  • Only use water at room temperature for dilution (unless stated otherwise on the label),
  • Wear eye and skin protection,
  • Ensure adequate ventilation,
  • Store chemicals out of the reach of children.
  • Avoid mixing chemical products. NEVER mix bleach with other household cleaners. Bleach can become a dangerous gas if mixed with other household cleaners such as ammonia.
  • Use hand sanitizer only when soap and water are not available. Guidance on proper hand sanitizer use may be found at the Centers for Disease Control and Prevention at https://www.cdc.gov/handwashing/pdf/hand-sanitizer-factsheet.pdf.

Guidance for cleaning and disinfecting public spaces, workplaces, businesses, schools and homes may be found at the Centers for Disease Control and Prevention https://www.epa.gov/newsreleases/epa-cdc-release-guidance-cleaning-and-disinfecting-spaces-where-americans-live-work-and.

For More Information: 

Individuals who believe they may have been exposed to hand sanitizers and disinfectant products and are concerned about their health should contact their healthcare provider, or the Texas Poison Center Network at 1-800-222-1222.

DSHS Environmental Surveillance and Toxicology Branch
512-776-7268
epitox@dshs.texas.gov

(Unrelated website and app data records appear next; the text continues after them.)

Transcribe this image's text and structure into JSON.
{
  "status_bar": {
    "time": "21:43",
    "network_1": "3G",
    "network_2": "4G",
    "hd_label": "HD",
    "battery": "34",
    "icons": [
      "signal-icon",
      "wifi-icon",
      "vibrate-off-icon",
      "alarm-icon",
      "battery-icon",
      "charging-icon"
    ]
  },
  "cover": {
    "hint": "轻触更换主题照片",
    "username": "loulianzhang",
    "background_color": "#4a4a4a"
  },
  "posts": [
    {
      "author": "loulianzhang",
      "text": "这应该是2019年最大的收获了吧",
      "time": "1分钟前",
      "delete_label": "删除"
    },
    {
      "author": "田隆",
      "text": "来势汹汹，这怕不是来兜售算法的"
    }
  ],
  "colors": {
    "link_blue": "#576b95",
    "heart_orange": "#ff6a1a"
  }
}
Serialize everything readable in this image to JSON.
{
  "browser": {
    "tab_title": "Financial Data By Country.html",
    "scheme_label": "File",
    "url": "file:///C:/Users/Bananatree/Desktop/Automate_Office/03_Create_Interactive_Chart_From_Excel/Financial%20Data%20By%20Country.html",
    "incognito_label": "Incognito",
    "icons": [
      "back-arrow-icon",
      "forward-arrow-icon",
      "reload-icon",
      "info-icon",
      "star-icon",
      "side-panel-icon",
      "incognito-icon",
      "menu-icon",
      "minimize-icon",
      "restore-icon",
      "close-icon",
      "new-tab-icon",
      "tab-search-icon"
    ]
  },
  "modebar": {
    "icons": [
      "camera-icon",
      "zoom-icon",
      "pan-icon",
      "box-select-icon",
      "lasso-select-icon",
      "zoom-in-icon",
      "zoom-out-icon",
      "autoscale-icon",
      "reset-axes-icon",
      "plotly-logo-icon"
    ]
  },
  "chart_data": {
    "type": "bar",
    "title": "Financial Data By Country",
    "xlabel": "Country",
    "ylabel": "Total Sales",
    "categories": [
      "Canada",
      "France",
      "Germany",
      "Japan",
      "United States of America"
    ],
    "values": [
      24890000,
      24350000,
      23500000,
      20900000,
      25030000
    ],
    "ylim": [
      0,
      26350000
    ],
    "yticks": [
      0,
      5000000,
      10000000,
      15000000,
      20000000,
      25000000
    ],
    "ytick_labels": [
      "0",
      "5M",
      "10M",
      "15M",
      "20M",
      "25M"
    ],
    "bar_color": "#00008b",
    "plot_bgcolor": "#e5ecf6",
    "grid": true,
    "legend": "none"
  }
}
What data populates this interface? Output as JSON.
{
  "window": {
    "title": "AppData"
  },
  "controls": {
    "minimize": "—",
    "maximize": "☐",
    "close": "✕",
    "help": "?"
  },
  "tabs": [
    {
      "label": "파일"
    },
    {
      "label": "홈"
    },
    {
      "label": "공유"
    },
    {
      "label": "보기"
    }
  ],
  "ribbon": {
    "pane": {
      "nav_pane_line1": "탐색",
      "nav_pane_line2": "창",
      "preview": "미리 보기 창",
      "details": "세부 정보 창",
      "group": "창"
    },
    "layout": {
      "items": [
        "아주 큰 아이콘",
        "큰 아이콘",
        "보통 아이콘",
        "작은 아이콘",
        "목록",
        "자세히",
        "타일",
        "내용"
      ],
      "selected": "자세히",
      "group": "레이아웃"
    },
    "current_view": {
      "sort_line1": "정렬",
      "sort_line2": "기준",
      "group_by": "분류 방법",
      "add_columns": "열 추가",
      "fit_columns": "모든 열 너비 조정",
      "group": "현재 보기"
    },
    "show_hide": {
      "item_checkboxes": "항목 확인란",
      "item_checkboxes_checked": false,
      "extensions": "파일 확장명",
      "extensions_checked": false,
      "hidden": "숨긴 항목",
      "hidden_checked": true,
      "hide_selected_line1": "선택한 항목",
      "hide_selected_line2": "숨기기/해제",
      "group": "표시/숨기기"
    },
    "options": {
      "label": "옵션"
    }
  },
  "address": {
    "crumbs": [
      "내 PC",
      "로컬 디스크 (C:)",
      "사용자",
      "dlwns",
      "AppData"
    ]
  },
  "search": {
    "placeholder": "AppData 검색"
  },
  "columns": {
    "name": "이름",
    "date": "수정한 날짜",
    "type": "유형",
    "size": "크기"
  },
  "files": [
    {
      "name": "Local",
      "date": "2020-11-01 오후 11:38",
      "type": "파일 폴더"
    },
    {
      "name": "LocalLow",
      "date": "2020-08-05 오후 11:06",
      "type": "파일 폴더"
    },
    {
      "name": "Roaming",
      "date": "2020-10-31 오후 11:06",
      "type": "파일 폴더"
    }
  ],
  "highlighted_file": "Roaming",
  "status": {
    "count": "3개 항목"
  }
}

https://www.epa.gov/newsreleases/epa-cdc-release-guidance-cleaning-and-disinfecting-spaces-where-americans-live-work-and  

Last updated April 30, 2020